[Start of Attachment]
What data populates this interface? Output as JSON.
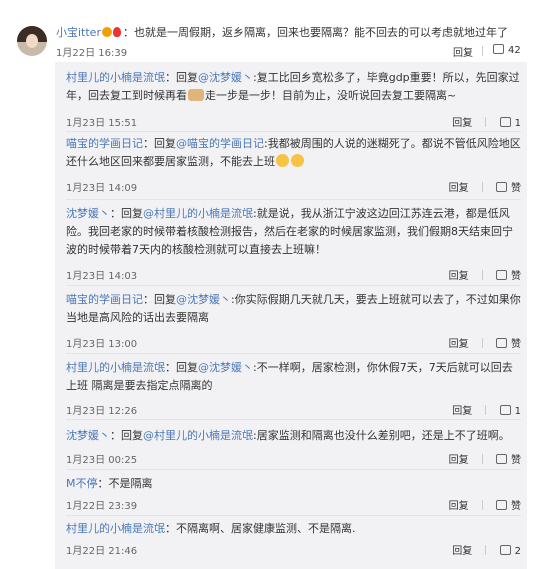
{
  "top_comment": {
    "user": "小宝itter",
    "separator": "：",
    "text": "也就是一周假期，返乡隔离，回来也要隔离？能不回去的可以考虑就地过年了",
    "time": "1月22日 16:39",
    "reply_label": "回复",
    "likes": "42"
  },
  "replies": [
    {
      "user": "村里儿的小楠是流氓",
      "colon": "：回复",
      "target": "@沈梦媛丶",
      "text1": ":复工比回乡宽松多了，毕竟gdp重要！所以，先回家过年，回去复工到时候再看",
      "text2": "走一步是一步！目前为止，没听说回去复工要隔离~",
      "time": "1月23日 15:51",
      "reply_label": "回复",
      "likes": "1"
    },
    {
      "user": "喵宝的学画日记",
      "colon": "：回复",
      "target": "@喵宝的学画日记",
      "text1": ":我都被周围的人说的迷糊死了。都说不管低风险地区还什么地区回来都要居家监测，不能去上班",
      "text2": "",
      "time": "1月23日 14:09",
      "reply_label": "回复",
      "likes": "赞"
    },
    {
      "user": "沈梦媛丶",
      "colon": "：回复",
      "target": "@村里儿的小楠是流氓",
      "text1": ":就是说，我从浙江宁波这边回江苏连云港，都是低风险。我回老家的时候带着核酸检测报告，然后在老家的时候居家监测，我们假期8天结束回宁波的时候带着7天内的核酸检测就可以直接去上班嘛！",
      "text2": "",
      "time": "1月23日 14:03",
      "reply_label": "回复",
      "likes": "赞"
    },
    {
      "user": "喵宝的学画日记",
      "colon": "：回复",
      "target": "@沈梦媛丶",
      "text1": ":你实际假期几天就几天，要去上班就可以去了，不过如果你当地是高风险的话出去要隔离",
      "text2": "",
      "time": "1月23日 13:00",
      "reply_label": "回复",
      "likes": "赞"
    },
    {
      "user": "村里儿的小楠是流氓",
      "colon": "：回复",
      "target": "@沈梦媛丶",
      "text1": ":不一样啊，居家检测，你休假7天，7天后就可以回去上班 隔离是要去指定点隔离的",
      "text2": "",
      "time": "1月23日 12:26",
      "reply_label": "回复",
      "likes": "1"
    },
    {
      "user": "沈梦媛丶",
      "colon": "：回复",
      "target": "@村里儿的小楠是流氓",
      "text1": ":居家监测和隔离也没什么差别吧，还是上不了班啊。",
      "text2": "",
      "time": "1月23日 00:25",
      "reply_label": "回复",
      "likes": "赞"
    },
    {
      "user": "M不停",
      "colon": "：",
      "target": "",
      "text1": "不是隔离",
      "text2": "",
      "time": "1月22日 23:39",
      "reply_label": "回复",
      "likes": "赞"
    },
    {
      "user": "村里儿的小楠是流氓",
      "colon": "：",
      "target": "",
      "text1": "不隔离啊、居家健康监测、不是隔离.",
      "text2": "",
      "time": "1月22日 21:46",
      "reply_label": "回复",
      "likes": "2"
    }
  ]
}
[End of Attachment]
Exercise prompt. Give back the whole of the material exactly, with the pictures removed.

Answer for the task.
What data populates this interface? Output as JSON.
{
  "top_comment": {
    "user": "小宝itter",
    "separator": "：",
    "text": "也就是一周假期，返乡隔离，回来也要隔离？能不回去的可以考虑就地过年了",
    "time": "1月22日 16:39",
    "reply_label": "回复",
    "likes": "42"
  },
  "replies": [
    {
      "user": "村里儿的小楠是流氓",
      "colon": "：回复",
      "target": "@沈梦媛丶",
      "text1": ":复工比回乡宽松多了，毕竟gdp重要！所以，先回家过年，回去复工到时候再看",
      "text2": "走一步是一步！目前为止，没听说回去复工要隔离~",
      "time": "1月23日 15:51",
      "reply_label": "回复",
      "likes": "1"
    },
    {
      "user": "喵宝的学画日记",
      "colon": "：回复",
      "target": "@喵宝的学画日记",
      "text1": ":我都被周围的人说的迷糊死了。都说不管低风险地区还什么地区回来都要居家监测，不能去上班",
      "text2": "",
      "time": "1月23日 14:09",
      "reply_label": "回复",
      "likes": "赞"
    },
    {
      "user": "沈梦媛丶",
      "colon": "：回复",
      "target": "@村里儿的小楠是流氓",
      "text1": ":就是说，我从浙江宁波这边回江苏连云港，都是低风险。我回老家的时候带着核酸检测报告，然后在老家的时候居家监测，我们假期8天结束回宁波的时候带着7天内的核酸检测就可以直接去上班嘛！",
      "text2": "",
      "time": "1月23日 14:03",
      "reply_label": "回复",
      "likes": "赞"
    },
    {
      "user": "喵宝的学画日记",
      "colon": "：回复",
      "target": "@沈梦媛丶",
      "text1": ":你实际假期几天就几天，要去上班就可以去了，不过如果你当地是高风险的话出去要隔离",
      "text2": "",
      "time": "1月23日 13:00",
      "reply_label": "回复",
      "likes": "赞"
    },
    {
      "user": "村里儿的小楠是流氓",
      "colon": "：回复",
      "target": "@沈梦媛丶",
      "text1": ":不一样啊，居家检测，你休假7天，7天后就可以回去上班 隔离是要去指定点隔离的",
      "text2": "",
      "time": "1月23日 12:26",
      "reply_label": "回复",
      "likes": "1"
    },
    {
      "user": "沈梦媛丶",
      "colon": "：回复",
      "target": "@村里儿的小楠是流氓",
      "text1": ":居家监测和隔离也没什么差别吧，还是上不了班啊。",
      "text2": "",
      "time": "1月23日 00:25",
      "reply_label": "回复",
      "likes": "赞"
    },
    {
      "user": "M不停",
      "colon": "：",
      "target": "",
      "text1": "不是隔离",
      "text2": "",
      "time": "1月22日 23:39",
      "reply_label": "回复",
      "likes": "赞"
    },
    {
      "user": "村里儿的小楠是流氓",
      "colon": "：",
      "target": "",
      "text1": "不隔离啊、居家健康监测、不是隔离.",
      "text2": "",
      "time": "1月22日 21:46",
      "reply_label": "回复",
      "likes": "2"
    }
  ]
}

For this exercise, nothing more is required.